Library book returned 84 years after its due date
The copy of Spoon River Anthology was taken out in 1934 but the returner fortunately escaped a 1,542.55 dollar fine.
Whether through forgetfulness or amongst the stresses of an educational assignment, most of us have returned a library book a little late – but how about 84 years after its due date?
That’s exactly what has happened at Shreve Memorial Library in Louisiana, after a patron returned a book his mother had taken out in 1934.
After so long the fine for the copy of Spoon River Anthology by Edgar Lee Masters would have amounted to 1,542.55 US dollars (£1184.99) – at a rate of 0.05 dollars per day, which has not changed since the book was taken out.

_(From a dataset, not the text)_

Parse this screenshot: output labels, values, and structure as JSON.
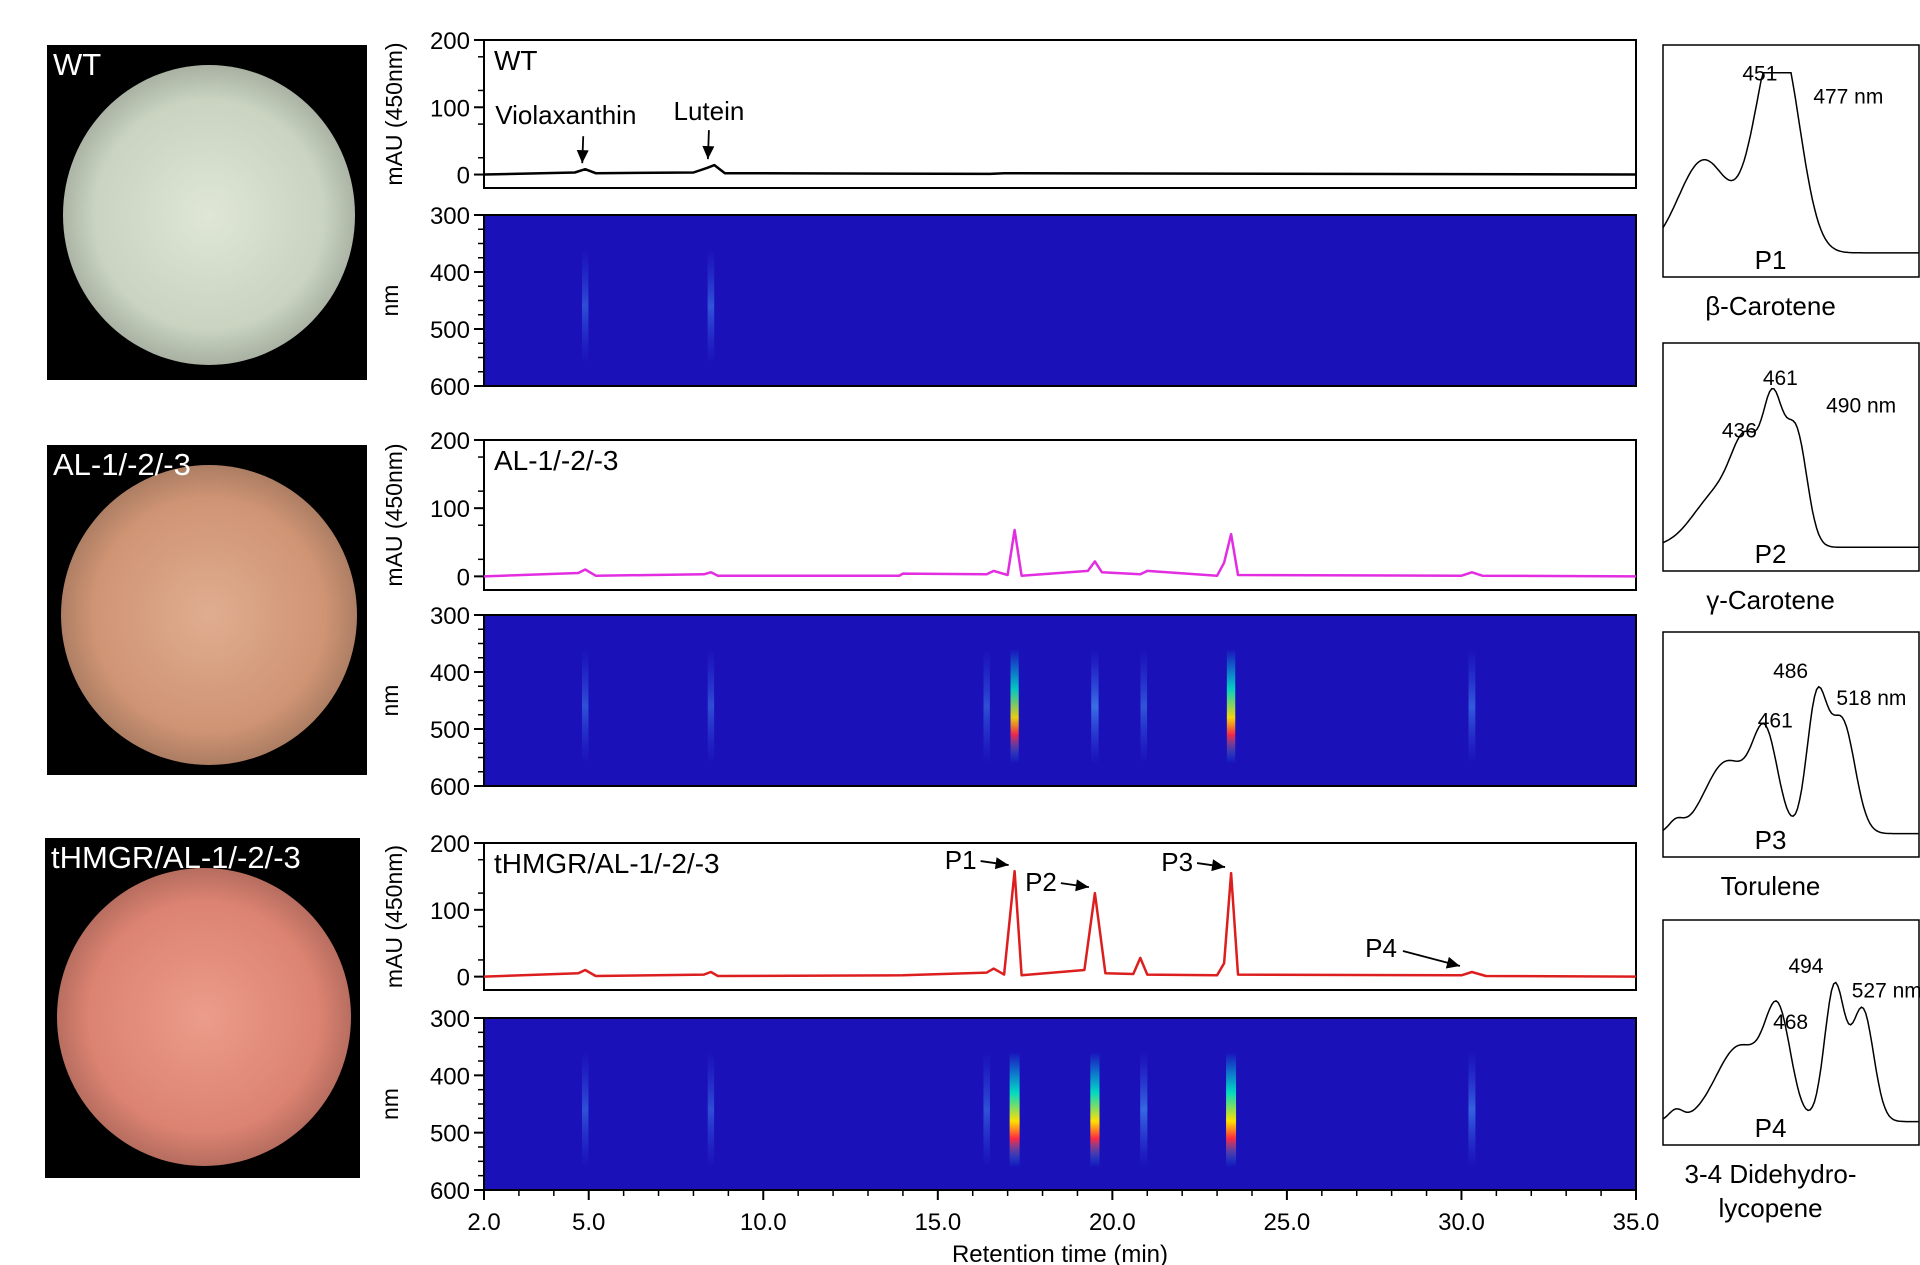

Fortunately for the patron, the library’s fines are capped at 3 dollars (£2.30) and in this case the fee was waived.
The patron found his mother’s rented book whilst cleaning out his parents’ home.
“He thought the library might appreciate having it back,” Jackie Morales, the library’s assistant manager, told the Press Association. “This is certainly the oldest overdue book that I’m aware of.
“It’s a helpful reminder that it’s never too late to return your overdue items. The library will always be happy to have them back.”
Shreve Memorial Library was opened in 1923, 11 years before the patron’s mother took the book out – herself aged 11 at the time.
The book is a first edition published in 1915 and eerily contains a rather dark collection of poems.
“The poems are told in the first person from the perspective of a deceased person in the Spoon River cemetery,” said Jackie. “The characters reflect upon their lives and deaths and collectively create a portrait of the fictitious town and its former residents.
“I think it’s interesting that we received this book in time for Halloween.”